“Scientists have been trying to understand the functions of astrocytes for many years, and in mammals it’s not easy because these cells are essential for keeping neurons alive. But in C. elegans there are only four CEPsh glial cells, and neurons don’t need them to survive. This allowed us to investigate the specific roles of glutamate transporters, without worrying about the side effects of neuron sickness.”
Back, forward, repeat
To do so, the researchers created C. elegans lacking GLT-1. Surprisingly, the depletion didn’t result in glutamate accumulation at synapses, as the researchers expected. Instead, the worms exhibited oscillations in synaptic glutamate levels—and a peculiar behavioral defect.
“These animals changed their direction at a crazy rate. They just kept moving forward and going back, moving forward and going back,” Shaham says. “And when we analyzed this behavior, we discovered that they did so in a really interesting pattern.”
It’s perfectly normal for C. elegans to change course every now and then. Typically, the worm reorients itself about once every 90 seconds. But worms lacking GLT-1 took this action to the extreme: at 90 second intervals the animals executed not one reversal, but bursts of them. “It’s as if once they start the action, they can’t stop repeating it,” Katz says.
Further experiments revealed that removal of the glutamate receptor MGL-2 blocked both repetitive reversals and synaptic glutamate oscillations. The researchers concluded that when glutamate isn’t efficiently cleared, the chemical stimulates MGL-2, which in turn triggers the release of yet more glutamate. This process then repeats on a loop; and with every release of glutamate, it activates the neuron responsible for initiating reversals.
“These findings suggest a simple model for how repetition can occur in worms,” says Katz. “And, it turns out, this model may hold up in more complex nervous systems.”
Indeed, past experiments have shown that GLT-1 mutations cause repetitive grooming in mice, and that compounds blocking the mouse version of MGL-2 eliminate similar behavior in other contexts.

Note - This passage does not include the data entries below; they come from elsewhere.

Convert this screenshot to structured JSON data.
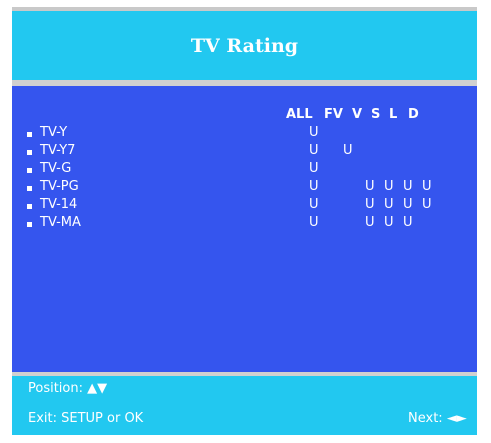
{
  "header": {
    "title": "TV Rating"
  },
  "columns": [
    "ALL",
    "FV",
    "V",
    "S",
    "L",
    "D"
  ],
  "rows": [
    {
      "label": "TV-Y",
      "cells": [
        "U",
        "",
        "",
        "",
        "",
        ""
      ]
    },
    {
      "label": "TV-Y7",
      "cells": [
        "U",
        "U",
        "",
        "",
        "",
        ""
      ]
    },
    {
      "label": "TV-G",
      "cells": [
        "U",
        "",
        "",
        "",
        "",
        ""
      ]
    },
    {
      "label": "TV-PG",
      "cells": [
        "U",
        "",
        "U",
        "U",
        "U",
        "U"
      ]
    },
    {
      "label": "TV-14",
      "cells": [
        "U",
        "",
        "U",
        "U",
        "U",
        "U"
      ]
    },
    {
      "label": "TV-MA",
      "cells": [
        "U",
        "",
        "U",
        "U",
        "U",
        ""
      ]
    }
  ],
  "footer": {
    "position_label": "Position:",
    "position_arrows": "▲▼",
    "exit_label": "Exit: SETUP or OK",
    "next_label": "Next:",
    "next_arrows": "◄►"
  },
  "colors": {
    "header_bg": "#22c8f0",
    "panel_bg": "#3555ee",
    "text": "#ffffff"
  }
}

Taken together with the new findings in C. elegans, the findings suggest that abnormal glutamate secretion may underlie repetitive behaviors across the animal kingdom—raising the possibility that they may be relevant to understanding pathological repetition in humans.
Consistent with this idea, human genetics studies have found mutations associated with glutamate signaling in patients with obsessive compulsive disorder and autism spectrum disorders, both of which can be accompanied by repetitive behavior.
“We were really excited to see these links in the scientific literature because it means our findings may help uncover a plausible mechanism underlying an important class of human diseases,” says Shaham. “And, more broadly, we’re showing that candidate genes affected in human disease can be studied and verified in the simpler worm.”
The study appears in Nature Communications.
Source: Rockefeller University